7) Respect other people’s boundaries

We are all in this together, and the last year has been tough going for so many businesses and families.  Respect their time constraints, boundaries and rules as much as you would expect them to respect yours.  The modern age with mobile devices has made us all very demanding of the need for answers/responses…now! 

Parents with children they are having to home-school in lockdown are having a really tough time, on top of regular family needs.  This often means they are trying to catch up with work, orders and generally running their business in the evenings, and catch up with family they haven’t seen for a long time.  If you see them online on various apps, but you know they are working or need some downtime, respect that they are human too, and email your query to be picked up when they have time.  You can then pick up their response at an appropriate/allocated time in your day.

8) Switch off/log out of Social Media / turn off notifications

This is the biggest distraction for most people. How many times have you ‘just gone to check something’ and ended up disappearing down the social media rabbit holes?  Most of us are guilty of it, which is why for most it is much more productive to have set times of the day for checking and responding to your messages.  Only you know the demands of your business or clients.  For many VA’s, Community Managers and Social Media managers this is their biggest nemesis, and it takes a lot of self-discipline and resolve to stay focussed on their clients work.  One little hack I have found helps is to have a shortcut to their group/page on my desktop, and when carrying out tasks for them I only access Facebook that way.  It’s by no means easy and takes a lot of resolve, but you CAN do it!

9) Go one step further – mute your phone and remove it from your work area

If your phone is still too much of a distraction, and muting doesn’t help, go one step further, and remove it from your work area – in a drawer, in another room – whatever you need to do to remove the distraction.  Again if it is needed for family, then have set times when you check it.  

10) Join Online Focus sessions [link to last week’s blog]

In my blog last week, I mentioned I had joined my first Zoom Focus call.  It was a game-changer for me.  I have gone from being very cynical about it to taking part in 14 in the last week.  My productivity and focus have improved massively.  I have written 2 blogs and completed 2 big modules of my VA Mastery course in the last week.

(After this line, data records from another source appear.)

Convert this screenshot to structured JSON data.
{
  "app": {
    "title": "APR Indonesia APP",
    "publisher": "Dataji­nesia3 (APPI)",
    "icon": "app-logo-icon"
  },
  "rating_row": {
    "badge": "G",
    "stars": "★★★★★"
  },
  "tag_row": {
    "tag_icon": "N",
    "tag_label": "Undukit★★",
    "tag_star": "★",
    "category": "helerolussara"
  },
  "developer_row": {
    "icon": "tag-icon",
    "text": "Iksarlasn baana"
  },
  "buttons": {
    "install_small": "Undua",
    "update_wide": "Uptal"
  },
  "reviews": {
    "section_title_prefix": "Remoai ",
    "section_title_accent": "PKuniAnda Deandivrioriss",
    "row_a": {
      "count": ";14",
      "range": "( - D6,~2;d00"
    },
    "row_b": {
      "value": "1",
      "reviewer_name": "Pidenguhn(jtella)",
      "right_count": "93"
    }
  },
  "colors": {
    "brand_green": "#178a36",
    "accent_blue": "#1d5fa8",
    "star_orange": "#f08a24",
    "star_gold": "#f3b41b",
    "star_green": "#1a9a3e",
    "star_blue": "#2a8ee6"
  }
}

I admit to flagging by the end of the week, but I am very proud of what I have achieved – especially when progress with both was non-existent for 4 months.

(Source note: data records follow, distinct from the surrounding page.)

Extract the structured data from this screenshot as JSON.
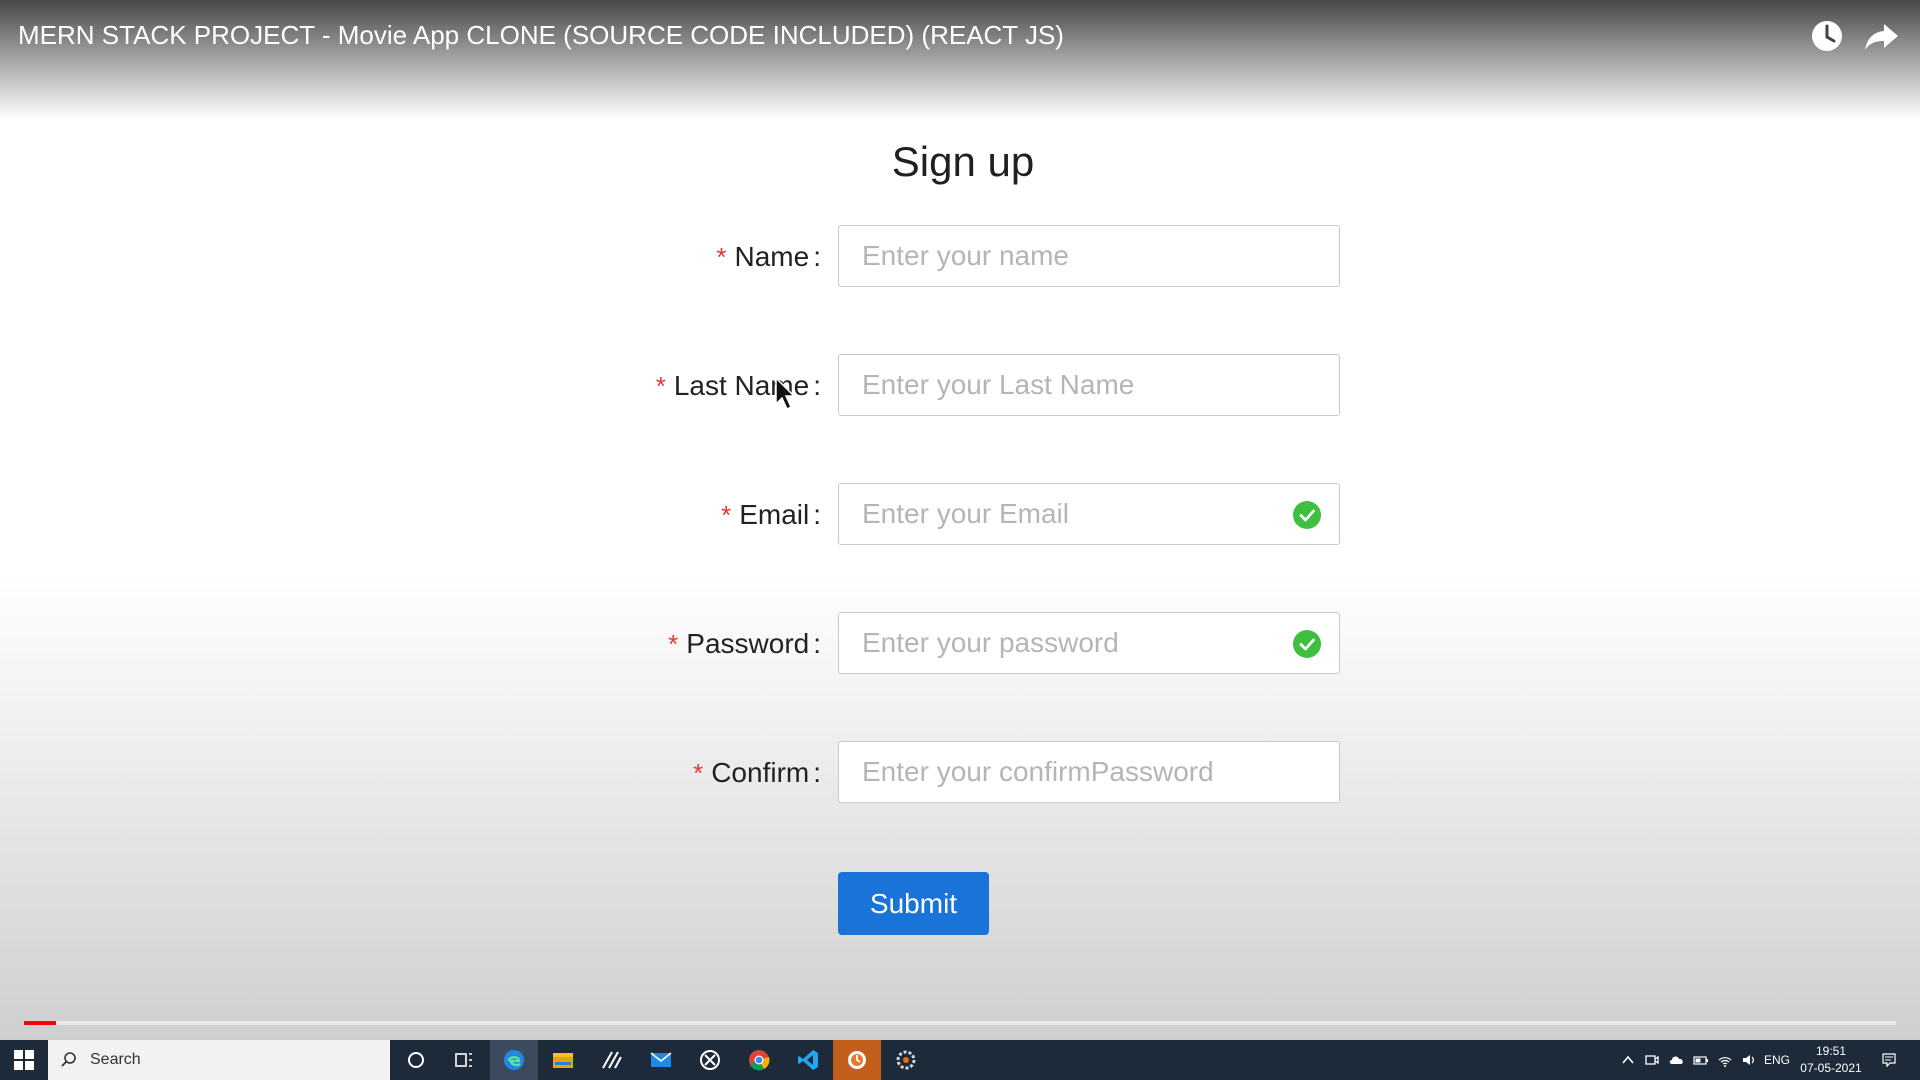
{
  "video": {
    "title": "MERN STACK PROJECT - Movie App CLONE (SOURCE CODE INCLUDED) (REACT JS)",
    "watch_later_icon": "clock-icon",
    "share_icon": "share-arrow-icon",
    "progress_fraction": 0.017
  },
  "form": {
    "title": "Sign up",
    "required_marker": "*",
    "fields": [
      {
        "label": "Name",
        "placeholder": "Enter your name",
        "valid": false
      },
      {
        "label": "Last Name",
        "placeholder": "Enter your Last Name",
        "valid": false
      },
      {
        "label": "Email",
        "placeholder": "Enter your Email",
        "valid": true
      },
      {
        "label": "Password",
        "placeholder": "Enter your password",
        "valid": true
      },
      {
        "label": "Confirm",
        "placeholder": "Enter your confirmPassword",
        "valid": false
      }
    ],
    "colon": ":",
    "submit_label": "Submit",
    "accent_color": "#1a73d9",
    "required_color": "#e53935",
    "valid_color": "#3fbf3f"
  },
  "taskbar": {
    "search_label": "Search",
    "apps": [
      "cortana-icon",
      "task-view-icon",
      "edge-icon",
      "file-explorer-icon",
      "pen-app-icon",
      "mail-icon",
      "xbox-icon",
      "chrome-icon",
      "vscode-icon",
      "app-orange-icon",
      "app-gear-icon"
    ],
    "language": "ENG",
    "time": "19:51",
    "date": "07-05-2021"
  }
}
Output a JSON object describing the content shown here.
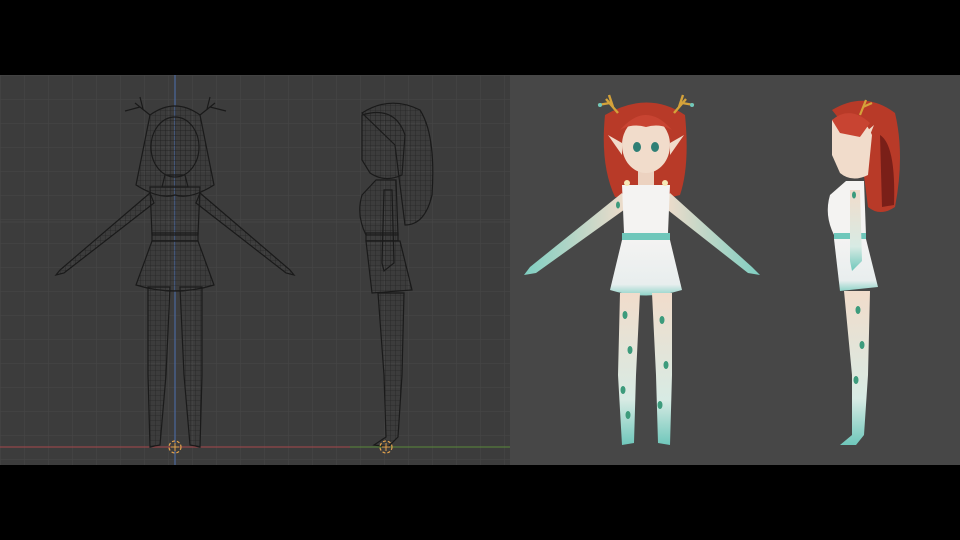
{
  "screen": {
    "background": "#000000",
    "panels": [
      {
        "name": "wireframe-viewport",
        "background": "#3c3c3c",
        "grid": true,
        "views": [
          "front",
          "side"
        ]
      },
      {
        "name": "render-viewport",
        "background": "#474747",
        "grid": false,
        "views": [
          "front",
          "side"
        ]
      }
    ]
  },
  "colors": {
    "grid_line": "#4a4a4a",
    "axis_blue": "#4d6fb0",
    "axis_red": "#a8474c",
    "axis_green": "#5a8a3a",
    "wire": "#1e1e1e",
    "hair": "#b83a28",
    "hair_dark": "#7a1f18",
    "skin": "#f1dccb",
    "dress": "#f4f3f2",
    "teal": "#6fc7bb",
    "leaf": "#3d9b7c",
    "antler": "#d4a23a",
    "origin_marker": "#e2a24d"
  },
  "icons": [
    "origin-marker-icon",
    "origin-marker-icon"
  ]
}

11) Hold yourself accountable

This links into the effectiveness of online focus sessions, but even if you can’t join them or don’t want to join them, tell someone what you are going to do or write it on a whiteboard, or in a planner.  Make sure you don’t move onto the next task until you have completed the first.

12) Reward yourself for a job well done

Being self-employed doesn’t mean you can’t give yourself a pat on the back for something done well for your own business.  Clients and employers do it when they appreciate your efforts, so why shouldn’t you appreciate yourself.  It doesn’t have to be a lavish gift, just something that gives you a little boost and recognises a job well done. When you have been super productive. It sends a subconscious message to your brain, that will boost your motivation for subsequent tasks. I just love the mini motivations over at Stamped With Love [LINK]  These can be personalised so the only limit is your imagination!

13) Be kind to yourself

I’ll try not to put too many cliches in here, but why try and re-invent the wheel?  Rome wasn’t built in a day.  Life has a habit of sending curveballs.  I should know, I have had more than my fair share.  No-one could have predicted the events of 2020.  Drive and determination are admirable, but I think for many it has made us take stock and realise that family and health are what is most important.  Any progress is good progress, right?  Keep chipping away at your productivity, and once you start to see results, you will be inspired to achieve more in your working time to turn your to-do list into a ta-dah list.

What are your favourite hacks in the list above?  Do you have any of your own that I haven’t included?  Please share your thoughts below…